**Task**
Copy every line of the records below that holds the word "username".

(Records from a dataset)

····················

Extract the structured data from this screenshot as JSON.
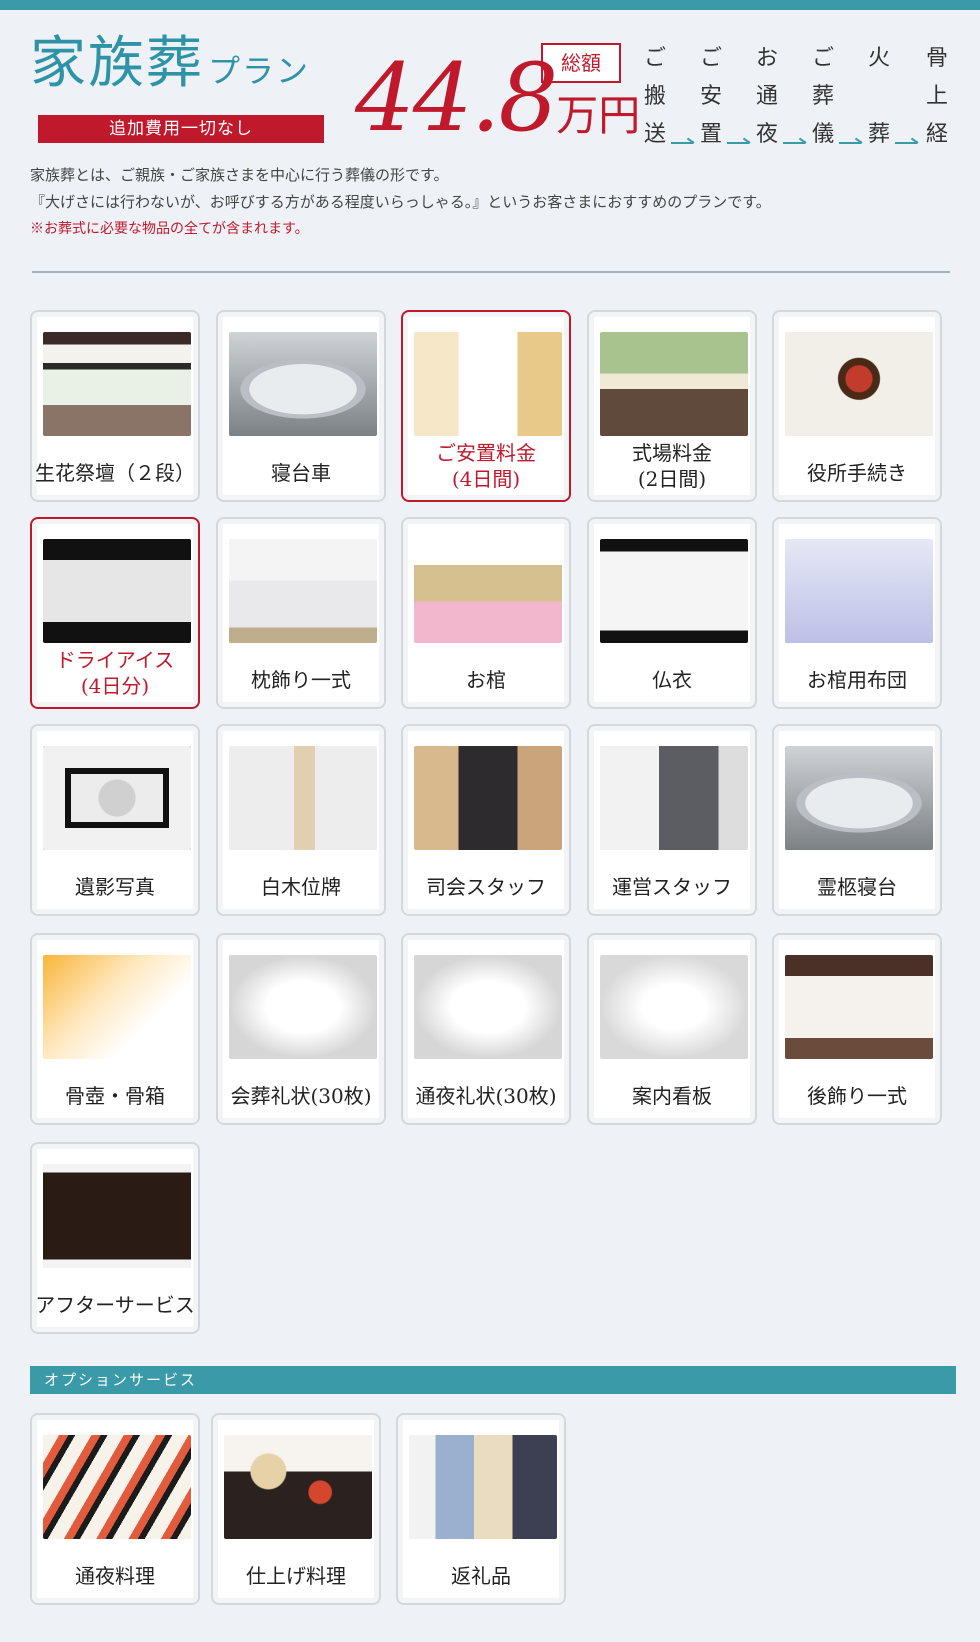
{
  "header": {
    "plan_title": "家族葬",
    "plan_suffix": "プラン",
    "no_extra": "追加費用一切なし",
    "total_label": "総額",
    "price_number": "44.8",
    "price_unit": "万円"
  },
  "flow": [
    [
      "ご",
      "搬",
      "送"
    ],
    [
      "ご",
      "安",
      "置"
    ],
    [
      "お",
      "通",
      "夜"
    ],
    [
      "ご",
      "葬",
      "儀"
    ],
    [
      "火",
      "",
      "葬"
    ],
    [
      "骨",
      "上",
      "経"
    ]
  ],
  "description": {
    "line1": "家族葬とは、ご親族・ご家族さまを中心に行う葬儀の形です。",
    "line2": "『大げさには行わないが、お呼びする方がある程度いらっしゃる。』というお客さまにおすすめのプランです。",
    "note": "※お葬式に必要な物品の全てが含まれます。"
  },
  "items": [
    {
      "label": "生花祭壇（２段）",
      "photo": "altar",
      "highlight": false
    },
    {
      "label": "寝台車",
      "photo": "car",
      "highlight": false
    },
    {
      "label": "ご安置料金\n(4日間)",
      "photo": "room",
      "highlight": true
    },
    {
      "label": "式場料金\n(2日間)",
      "photo": "hall",
      "highlight": false
    },
    {
      "label": "役所手続き",
      "photo": "stamp",
      "highlight": false
    },
    {
      "label": "ドライアイス\n(4日分)",
      "photo": "ice",
      "highlight": true
    },
    {
      "label": "枕飾り一式",
      "photo": "pillow",
      "highlight": false
    },
    {
      "label": "お棺",
      "photo": "coffin",
      "highlight": false
    },
    {
      "label": "仏衣",
      "photo": "cloth",
      "highlight": false
    },
    {
      "label": "お棺用布団",
      "photo": "futon",
      "highlight": false
    },
    {
      "label": "遺影写真",
      "photo": "frame",
      "highlight": false
    },
    {
      "label": "白木位牌",
      "photo": "tablet",
      "highlight": false
    },
    {
      "label": "司会スタッフ",
      "photo": "mc",
      "highlight": false
    },
    {
      "label": "運営スタッフ",
      "photo": "staff",
      "highlight": false
    },
    {
      "label": "霊柩寝台",
      "photo": "car",
      "highlight": false
    },
    {
      "label": "骨壺・骨箱",
      "photo": "urn",
      "highlight": false
    },
    {
      "label": "会葬礼状(30枚)",
      "photo": "letter",
      "highlight": false
    },
    {
      "label": "通夜礼状(30枚)",
      "photo": "letter",
      "highlight": false
    },
    {
      "label": "案内看板",
      "photo": "sign",
      "highlight": false
    },
    {
      "label": "後飾り一式",
      "photo": "after",
      "highlight": false
    },
    {
      "label": "アフターサービス",
      "photo": "butsudan",
      "highlight": false
    }
  ],
  "options": {
    "heading": "オプションサービス",
    "items": [
      {
        "label": "通夜料理",
        "photo": "sushi"
      },
      {
        "label": "仕上げ料理",
        "photo": "food"
      },
      {
        "label": "返礼品",
        "photo": "towel"
      }
    ]
  },
  "colors": {
    "accent": "#3a9aa8",
    "red": "#c0192c",
    "background": "#eef2f6"
  }
}
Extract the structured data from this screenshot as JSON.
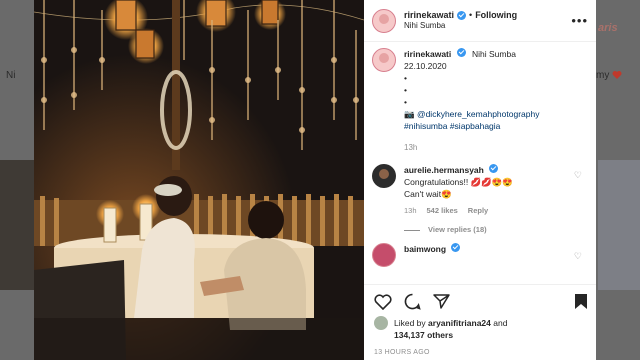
{
  "backdrop": {
    "left_text": "Ni",
    "right_text": "my",
    "brand_text": "aris"
  },
  "post": {
    "username": "ririnekawati",
    "follow_label": "Following",
    "location": "Nihi Sumba",
    "more_label": "•••"
  },
  "caption": {
    "username": "ririnekawati",
    "location": "Nihi Sumba",
    "date": "22.10.2020",
    "dot1": "•",
    "dot2": "•",
    "dot3": "•",
    "credit": "📷 @dickyhere_kemahphotography",
    "hashtags": "#nihisumba #siapbahagia",
    "age": "13h"
  },
  "comments": [
    {
      "username": "aurelie.hermansyah",
      "text_line1": "Congratulations!! 💋💋😍😍",
      "text_line2": "Can't wait😍",
      "age": "13h",
      "likes": "542 likes",
      "reply_label": "Reply",
      "replies_label": "View replies (18)"
    },
    {
      "username": "baimwong"
    }
  ],
  "footer": {
    "liked_prefix": "Liked by",
    "liked_user": "aryanifitriana24",
    "liked_and": "and",
    "others": "134,137 others",
    "timestamp": "13 HOURS AGO"
  },
  "colors": {
    "verified": "#3897f0",
    "link": "#00376b",
    "muted": "#8e8e8e",
    "text": "#262626"
  }
}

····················

**Response to the exercise**
    "username": "ririnekawati",
    "username": "ririnekawati",
      "username": "aurelie.hermansyah",
      "username": "baimwong"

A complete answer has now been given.